═══ SOURCE MATERIAL

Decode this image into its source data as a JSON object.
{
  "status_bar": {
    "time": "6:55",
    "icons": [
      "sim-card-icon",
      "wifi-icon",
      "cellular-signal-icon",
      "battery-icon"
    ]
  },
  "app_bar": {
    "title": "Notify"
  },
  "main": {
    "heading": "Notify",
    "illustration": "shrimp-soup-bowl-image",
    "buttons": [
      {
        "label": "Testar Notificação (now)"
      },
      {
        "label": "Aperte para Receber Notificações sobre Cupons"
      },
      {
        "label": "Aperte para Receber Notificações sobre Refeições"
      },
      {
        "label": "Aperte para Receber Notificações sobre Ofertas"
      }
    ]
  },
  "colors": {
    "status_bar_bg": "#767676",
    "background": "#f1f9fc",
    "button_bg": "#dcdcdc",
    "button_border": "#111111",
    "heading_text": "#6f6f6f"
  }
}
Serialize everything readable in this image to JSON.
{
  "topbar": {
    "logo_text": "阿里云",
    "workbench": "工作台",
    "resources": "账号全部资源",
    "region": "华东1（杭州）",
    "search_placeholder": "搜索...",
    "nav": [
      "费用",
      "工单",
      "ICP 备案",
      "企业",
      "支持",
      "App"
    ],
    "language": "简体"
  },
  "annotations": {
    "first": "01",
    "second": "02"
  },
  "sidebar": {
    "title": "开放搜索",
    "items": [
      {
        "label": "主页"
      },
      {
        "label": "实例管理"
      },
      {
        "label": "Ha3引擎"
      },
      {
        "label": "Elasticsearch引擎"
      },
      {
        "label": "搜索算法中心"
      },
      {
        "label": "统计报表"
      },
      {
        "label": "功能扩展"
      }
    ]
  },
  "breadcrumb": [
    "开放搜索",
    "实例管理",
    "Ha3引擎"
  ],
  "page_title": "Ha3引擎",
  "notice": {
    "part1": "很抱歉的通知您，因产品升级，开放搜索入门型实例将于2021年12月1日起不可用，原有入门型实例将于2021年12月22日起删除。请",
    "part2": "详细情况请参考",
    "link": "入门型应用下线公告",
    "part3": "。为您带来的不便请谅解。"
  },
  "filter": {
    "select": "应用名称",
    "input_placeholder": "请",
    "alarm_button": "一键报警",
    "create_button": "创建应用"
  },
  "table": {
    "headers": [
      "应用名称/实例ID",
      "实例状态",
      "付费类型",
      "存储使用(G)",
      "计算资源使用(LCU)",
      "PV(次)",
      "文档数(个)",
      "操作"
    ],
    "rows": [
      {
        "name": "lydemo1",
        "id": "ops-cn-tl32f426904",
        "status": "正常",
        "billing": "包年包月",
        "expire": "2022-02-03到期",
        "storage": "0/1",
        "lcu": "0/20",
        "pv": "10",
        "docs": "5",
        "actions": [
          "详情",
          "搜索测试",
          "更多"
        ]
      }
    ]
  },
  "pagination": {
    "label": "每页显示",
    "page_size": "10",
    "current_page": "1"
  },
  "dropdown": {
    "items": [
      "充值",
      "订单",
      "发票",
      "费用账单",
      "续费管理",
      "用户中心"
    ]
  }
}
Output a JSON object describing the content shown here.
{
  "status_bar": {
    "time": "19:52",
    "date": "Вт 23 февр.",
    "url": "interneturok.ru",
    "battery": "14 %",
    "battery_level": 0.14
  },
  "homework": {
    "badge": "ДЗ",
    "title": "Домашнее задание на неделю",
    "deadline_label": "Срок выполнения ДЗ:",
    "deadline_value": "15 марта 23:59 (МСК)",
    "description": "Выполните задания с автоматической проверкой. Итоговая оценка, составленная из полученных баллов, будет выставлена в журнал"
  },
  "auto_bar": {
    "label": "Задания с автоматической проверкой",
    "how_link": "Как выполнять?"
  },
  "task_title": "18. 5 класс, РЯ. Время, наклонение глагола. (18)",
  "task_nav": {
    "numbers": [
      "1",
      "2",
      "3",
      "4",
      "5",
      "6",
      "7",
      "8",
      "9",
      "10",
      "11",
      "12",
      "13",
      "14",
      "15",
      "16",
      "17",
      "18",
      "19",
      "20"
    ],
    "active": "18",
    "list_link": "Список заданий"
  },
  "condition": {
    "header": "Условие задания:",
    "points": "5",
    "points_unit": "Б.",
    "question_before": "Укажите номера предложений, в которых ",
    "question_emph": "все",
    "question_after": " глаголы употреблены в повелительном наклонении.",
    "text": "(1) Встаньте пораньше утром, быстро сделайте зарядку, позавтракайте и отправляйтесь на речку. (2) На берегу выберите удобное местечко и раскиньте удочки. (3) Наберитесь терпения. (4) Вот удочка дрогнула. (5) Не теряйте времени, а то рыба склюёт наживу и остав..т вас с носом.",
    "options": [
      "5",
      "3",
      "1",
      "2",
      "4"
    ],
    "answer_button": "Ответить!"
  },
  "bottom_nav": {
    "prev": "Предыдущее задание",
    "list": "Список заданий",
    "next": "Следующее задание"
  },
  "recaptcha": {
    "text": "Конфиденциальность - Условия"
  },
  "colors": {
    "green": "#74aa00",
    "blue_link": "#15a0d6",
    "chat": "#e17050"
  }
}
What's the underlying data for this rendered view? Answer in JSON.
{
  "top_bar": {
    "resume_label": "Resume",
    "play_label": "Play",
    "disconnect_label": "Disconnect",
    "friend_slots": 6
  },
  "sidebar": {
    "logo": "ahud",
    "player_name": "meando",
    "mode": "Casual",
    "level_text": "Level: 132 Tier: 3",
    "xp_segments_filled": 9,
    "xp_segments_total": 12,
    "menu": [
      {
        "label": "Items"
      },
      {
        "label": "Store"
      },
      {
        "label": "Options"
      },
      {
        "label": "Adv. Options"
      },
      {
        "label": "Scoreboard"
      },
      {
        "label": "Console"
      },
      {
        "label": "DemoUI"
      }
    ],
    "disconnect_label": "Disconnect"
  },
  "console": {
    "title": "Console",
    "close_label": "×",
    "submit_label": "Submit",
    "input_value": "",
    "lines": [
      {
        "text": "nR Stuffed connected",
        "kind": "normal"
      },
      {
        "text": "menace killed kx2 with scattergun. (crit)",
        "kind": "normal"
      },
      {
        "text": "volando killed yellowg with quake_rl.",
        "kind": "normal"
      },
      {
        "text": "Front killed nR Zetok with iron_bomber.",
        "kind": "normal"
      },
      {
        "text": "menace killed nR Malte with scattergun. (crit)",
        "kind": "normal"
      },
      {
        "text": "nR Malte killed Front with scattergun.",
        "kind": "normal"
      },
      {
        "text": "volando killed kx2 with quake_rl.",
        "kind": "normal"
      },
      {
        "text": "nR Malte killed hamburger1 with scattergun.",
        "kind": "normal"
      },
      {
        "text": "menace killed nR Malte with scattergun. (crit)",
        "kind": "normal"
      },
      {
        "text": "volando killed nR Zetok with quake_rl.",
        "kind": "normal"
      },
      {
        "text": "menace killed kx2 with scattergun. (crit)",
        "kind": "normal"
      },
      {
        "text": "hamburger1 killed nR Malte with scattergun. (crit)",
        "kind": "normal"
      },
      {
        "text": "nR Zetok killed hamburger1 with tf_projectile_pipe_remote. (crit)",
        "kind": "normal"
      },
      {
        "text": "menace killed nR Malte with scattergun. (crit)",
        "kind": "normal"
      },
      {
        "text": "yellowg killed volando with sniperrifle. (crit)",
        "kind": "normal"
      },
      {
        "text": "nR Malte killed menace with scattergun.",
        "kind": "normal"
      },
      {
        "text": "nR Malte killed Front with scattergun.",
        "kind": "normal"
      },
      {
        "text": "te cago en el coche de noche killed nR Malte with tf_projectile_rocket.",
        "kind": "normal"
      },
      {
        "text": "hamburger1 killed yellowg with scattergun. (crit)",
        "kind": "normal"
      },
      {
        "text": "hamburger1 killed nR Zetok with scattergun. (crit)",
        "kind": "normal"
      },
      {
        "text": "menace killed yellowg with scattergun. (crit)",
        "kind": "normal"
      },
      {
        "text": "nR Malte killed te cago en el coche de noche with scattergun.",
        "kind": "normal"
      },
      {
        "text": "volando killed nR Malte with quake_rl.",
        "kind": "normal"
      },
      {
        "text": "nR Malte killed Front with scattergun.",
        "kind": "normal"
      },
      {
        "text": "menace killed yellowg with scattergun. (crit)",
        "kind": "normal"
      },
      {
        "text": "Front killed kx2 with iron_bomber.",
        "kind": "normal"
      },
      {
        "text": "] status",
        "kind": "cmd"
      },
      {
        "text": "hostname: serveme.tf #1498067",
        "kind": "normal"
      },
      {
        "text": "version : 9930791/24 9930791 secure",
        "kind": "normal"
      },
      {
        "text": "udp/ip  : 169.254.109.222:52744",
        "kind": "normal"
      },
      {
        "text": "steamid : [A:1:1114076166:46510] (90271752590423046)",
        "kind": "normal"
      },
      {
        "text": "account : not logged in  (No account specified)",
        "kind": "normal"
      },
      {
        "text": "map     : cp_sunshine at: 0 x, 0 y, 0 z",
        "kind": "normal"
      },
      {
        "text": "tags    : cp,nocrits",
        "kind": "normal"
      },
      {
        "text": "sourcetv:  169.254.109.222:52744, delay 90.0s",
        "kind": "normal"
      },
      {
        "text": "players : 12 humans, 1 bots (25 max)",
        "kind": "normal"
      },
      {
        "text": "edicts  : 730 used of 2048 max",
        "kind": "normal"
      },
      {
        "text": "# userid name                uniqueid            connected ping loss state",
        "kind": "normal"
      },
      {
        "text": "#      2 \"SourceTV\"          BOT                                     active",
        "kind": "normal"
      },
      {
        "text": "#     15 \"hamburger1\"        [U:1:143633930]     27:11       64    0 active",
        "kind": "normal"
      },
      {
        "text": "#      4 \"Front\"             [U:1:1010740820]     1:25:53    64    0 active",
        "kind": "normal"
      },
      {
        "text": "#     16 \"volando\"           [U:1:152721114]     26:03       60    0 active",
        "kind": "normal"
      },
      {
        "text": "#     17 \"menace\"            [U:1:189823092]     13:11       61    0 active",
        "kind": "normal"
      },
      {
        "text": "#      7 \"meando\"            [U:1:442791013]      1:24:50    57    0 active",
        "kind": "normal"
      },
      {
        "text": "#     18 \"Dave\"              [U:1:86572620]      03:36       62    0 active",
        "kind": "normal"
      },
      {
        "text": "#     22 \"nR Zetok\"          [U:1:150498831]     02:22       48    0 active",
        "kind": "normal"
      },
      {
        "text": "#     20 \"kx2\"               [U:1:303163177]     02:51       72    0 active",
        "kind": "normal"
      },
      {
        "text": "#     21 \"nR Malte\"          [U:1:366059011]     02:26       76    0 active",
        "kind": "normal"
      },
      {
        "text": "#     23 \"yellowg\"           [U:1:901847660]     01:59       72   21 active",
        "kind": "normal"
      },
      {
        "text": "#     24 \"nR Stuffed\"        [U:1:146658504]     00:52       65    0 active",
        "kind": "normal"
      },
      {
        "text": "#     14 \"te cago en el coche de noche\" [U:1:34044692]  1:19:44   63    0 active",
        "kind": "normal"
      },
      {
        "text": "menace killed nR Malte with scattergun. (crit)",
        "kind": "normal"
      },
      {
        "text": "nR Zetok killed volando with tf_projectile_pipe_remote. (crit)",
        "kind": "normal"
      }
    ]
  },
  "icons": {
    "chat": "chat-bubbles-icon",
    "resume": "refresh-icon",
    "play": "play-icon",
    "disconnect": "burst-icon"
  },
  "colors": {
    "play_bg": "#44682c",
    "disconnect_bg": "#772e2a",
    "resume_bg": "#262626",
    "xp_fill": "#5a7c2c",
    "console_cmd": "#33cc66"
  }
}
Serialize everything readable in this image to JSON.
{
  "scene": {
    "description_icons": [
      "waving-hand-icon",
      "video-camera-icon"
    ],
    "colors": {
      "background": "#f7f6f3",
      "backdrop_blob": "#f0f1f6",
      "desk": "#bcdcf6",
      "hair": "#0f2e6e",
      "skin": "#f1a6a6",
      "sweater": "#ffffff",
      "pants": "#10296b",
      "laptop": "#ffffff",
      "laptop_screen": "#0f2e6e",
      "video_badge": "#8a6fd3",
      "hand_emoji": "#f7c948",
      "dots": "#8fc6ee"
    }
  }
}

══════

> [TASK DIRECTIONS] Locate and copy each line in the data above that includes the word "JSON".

> [RESPONSE TO THIS EXERCISE]
Decode this image into its source data as a JSON object.
Serialize everything readable in this image to JSON.
Output a JSON object describing the content shown here.
What's the underlying data for this rendered view? Answer in JSON.
Serialize everything readable in this image to JSON.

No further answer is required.